[Materials provided Boundary: Start]

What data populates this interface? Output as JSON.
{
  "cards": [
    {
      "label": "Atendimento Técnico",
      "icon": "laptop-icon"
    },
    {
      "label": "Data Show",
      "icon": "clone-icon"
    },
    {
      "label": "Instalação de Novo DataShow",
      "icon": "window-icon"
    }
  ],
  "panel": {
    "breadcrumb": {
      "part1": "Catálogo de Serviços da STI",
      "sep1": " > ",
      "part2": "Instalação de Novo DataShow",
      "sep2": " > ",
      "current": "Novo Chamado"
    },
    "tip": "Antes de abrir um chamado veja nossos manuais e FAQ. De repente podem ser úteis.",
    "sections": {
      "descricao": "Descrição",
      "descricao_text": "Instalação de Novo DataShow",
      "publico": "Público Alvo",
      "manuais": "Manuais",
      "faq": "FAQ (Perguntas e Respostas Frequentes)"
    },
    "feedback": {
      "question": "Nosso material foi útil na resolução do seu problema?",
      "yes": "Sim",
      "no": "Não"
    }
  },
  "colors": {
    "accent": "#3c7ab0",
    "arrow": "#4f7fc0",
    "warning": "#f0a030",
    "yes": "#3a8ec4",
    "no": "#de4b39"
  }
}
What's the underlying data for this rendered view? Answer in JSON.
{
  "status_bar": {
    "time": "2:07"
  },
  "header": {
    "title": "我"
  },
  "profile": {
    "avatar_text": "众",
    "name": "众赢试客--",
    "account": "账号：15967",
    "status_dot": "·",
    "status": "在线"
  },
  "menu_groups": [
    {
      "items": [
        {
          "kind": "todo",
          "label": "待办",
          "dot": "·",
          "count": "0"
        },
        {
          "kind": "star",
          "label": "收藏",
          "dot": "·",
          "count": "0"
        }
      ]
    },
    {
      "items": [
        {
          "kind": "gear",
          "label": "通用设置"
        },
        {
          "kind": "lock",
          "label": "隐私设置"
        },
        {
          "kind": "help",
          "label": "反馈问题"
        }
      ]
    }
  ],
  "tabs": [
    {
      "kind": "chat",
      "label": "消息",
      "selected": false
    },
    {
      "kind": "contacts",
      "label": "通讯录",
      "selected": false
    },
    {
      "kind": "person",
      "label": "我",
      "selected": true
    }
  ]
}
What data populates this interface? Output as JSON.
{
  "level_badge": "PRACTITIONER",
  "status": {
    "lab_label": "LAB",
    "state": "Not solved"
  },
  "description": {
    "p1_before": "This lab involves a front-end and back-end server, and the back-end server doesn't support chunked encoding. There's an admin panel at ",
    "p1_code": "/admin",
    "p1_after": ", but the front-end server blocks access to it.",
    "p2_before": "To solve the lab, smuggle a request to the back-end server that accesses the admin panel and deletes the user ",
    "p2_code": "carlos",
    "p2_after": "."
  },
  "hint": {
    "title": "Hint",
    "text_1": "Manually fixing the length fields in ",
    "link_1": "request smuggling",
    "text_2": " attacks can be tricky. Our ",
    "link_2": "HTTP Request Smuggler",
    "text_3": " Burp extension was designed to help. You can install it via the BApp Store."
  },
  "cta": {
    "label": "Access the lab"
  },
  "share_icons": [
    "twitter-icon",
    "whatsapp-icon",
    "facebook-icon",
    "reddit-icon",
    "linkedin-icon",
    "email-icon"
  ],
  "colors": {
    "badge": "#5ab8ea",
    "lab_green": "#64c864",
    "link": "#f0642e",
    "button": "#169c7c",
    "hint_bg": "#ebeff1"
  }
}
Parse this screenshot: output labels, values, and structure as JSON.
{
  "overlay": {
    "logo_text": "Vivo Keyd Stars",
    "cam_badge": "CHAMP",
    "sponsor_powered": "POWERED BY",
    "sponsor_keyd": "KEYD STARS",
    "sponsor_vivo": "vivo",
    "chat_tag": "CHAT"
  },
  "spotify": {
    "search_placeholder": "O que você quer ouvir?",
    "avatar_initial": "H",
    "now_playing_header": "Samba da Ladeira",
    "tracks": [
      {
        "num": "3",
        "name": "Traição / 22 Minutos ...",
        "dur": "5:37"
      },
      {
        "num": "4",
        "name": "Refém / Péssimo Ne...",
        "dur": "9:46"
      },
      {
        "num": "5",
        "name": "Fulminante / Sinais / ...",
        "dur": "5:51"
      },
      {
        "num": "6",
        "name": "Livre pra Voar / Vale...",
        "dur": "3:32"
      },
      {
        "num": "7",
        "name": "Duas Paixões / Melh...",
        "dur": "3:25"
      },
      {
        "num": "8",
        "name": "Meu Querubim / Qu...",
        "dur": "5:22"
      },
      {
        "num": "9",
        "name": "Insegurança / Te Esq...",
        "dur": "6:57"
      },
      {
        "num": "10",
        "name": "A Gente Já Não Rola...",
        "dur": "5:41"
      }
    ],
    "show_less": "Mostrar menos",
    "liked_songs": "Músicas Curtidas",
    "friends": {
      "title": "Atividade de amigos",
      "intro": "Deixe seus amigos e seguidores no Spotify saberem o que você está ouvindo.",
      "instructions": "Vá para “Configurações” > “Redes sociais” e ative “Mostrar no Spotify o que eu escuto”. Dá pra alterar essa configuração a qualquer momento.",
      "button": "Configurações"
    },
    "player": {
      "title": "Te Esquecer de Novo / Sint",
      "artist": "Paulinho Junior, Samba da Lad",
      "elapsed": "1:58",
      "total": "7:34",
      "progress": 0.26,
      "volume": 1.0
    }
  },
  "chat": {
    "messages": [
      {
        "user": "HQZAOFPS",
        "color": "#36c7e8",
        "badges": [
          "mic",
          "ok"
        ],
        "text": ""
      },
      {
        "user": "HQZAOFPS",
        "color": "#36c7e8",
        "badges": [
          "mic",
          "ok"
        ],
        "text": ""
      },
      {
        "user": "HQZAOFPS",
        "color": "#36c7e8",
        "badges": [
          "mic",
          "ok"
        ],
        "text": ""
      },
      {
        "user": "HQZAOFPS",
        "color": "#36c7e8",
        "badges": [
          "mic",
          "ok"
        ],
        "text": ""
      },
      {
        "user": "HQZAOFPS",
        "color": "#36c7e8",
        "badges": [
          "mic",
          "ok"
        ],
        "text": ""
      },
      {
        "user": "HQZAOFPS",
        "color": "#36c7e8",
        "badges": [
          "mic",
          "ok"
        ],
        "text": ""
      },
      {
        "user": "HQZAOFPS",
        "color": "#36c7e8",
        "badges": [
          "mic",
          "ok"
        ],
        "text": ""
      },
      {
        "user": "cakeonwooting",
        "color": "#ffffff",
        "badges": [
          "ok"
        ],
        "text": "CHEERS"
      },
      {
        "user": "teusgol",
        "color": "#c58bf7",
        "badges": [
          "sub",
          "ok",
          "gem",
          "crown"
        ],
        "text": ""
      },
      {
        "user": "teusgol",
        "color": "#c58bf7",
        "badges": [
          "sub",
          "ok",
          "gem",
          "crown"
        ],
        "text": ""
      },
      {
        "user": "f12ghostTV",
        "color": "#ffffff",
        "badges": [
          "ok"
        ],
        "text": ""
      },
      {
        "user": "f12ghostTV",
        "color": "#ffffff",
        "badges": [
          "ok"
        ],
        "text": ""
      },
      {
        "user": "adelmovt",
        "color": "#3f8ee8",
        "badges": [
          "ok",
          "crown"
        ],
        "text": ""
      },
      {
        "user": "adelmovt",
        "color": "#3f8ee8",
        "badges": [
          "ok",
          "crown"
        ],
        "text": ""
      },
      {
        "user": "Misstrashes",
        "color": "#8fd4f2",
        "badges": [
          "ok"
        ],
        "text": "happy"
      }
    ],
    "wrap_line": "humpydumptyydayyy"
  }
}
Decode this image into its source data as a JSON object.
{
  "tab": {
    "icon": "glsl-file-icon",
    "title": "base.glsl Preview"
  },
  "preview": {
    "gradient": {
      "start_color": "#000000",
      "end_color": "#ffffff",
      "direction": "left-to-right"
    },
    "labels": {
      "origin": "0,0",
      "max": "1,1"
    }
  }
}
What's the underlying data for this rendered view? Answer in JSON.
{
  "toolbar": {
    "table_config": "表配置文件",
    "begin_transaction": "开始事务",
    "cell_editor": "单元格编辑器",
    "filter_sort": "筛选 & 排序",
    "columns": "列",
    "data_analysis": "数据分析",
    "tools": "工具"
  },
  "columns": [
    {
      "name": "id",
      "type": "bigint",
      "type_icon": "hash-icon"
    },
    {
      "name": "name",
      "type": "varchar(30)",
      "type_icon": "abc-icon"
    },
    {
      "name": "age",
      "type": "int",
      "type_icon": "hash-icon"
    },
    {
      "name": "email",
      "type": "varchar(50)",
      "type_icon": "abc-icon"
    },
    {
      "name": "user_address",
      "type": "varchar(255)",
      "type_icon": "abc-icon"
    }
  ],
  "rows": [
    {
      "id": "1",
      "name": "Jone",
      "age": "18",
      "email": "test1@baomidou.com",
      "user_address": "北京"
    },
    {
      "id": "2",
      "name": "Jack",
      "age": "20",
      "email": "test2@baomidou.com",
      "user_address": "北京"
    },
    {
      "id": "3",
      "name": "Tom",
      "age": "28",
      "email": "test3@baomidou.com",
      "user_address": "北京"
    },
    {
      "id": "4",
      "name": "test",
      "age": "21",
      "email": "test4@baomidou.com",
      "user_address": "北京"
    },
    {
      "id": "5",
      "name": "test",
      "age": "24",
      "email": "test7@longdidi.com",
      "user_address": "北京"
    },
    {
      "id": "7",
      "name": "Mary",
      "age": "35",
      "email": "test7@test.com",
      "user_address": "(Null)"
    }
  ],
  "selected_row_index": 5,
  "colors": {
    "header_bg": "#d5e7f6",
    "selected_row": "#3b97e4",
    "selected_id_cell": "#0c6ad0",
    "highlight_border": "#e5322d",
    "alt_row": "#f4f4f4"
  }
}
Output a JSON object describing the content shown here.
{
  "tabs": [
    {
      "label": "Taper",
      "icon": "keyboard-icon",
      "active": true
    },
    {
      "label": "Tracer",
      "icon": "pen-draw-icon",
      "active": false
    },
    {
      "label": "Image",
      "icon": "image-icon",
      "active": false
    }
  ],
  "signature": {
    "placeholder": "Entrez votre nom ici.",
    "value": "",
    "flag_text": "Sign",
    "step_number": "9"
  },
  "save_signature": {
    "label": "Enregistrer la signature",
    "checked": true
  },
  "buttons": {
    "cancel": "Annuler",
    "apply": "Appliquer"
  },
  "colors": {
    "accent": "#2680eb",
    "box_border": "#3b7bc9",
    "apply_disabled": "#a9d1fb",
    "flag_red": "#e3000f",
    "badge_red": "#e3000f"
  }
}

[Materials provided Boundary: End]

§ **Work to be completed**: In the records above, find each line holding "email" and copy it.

§ **Answer below**:
    "email-icon"
      "name": "email",
      "email": "test1@baomidou.com",
      "email": "test2@baomidou.com",
      "email": "test3@baomidou.com",
      "email": "test4@baomidou.com",
      "email": "test7@longdidi.com",
      "email": "test7@test.com",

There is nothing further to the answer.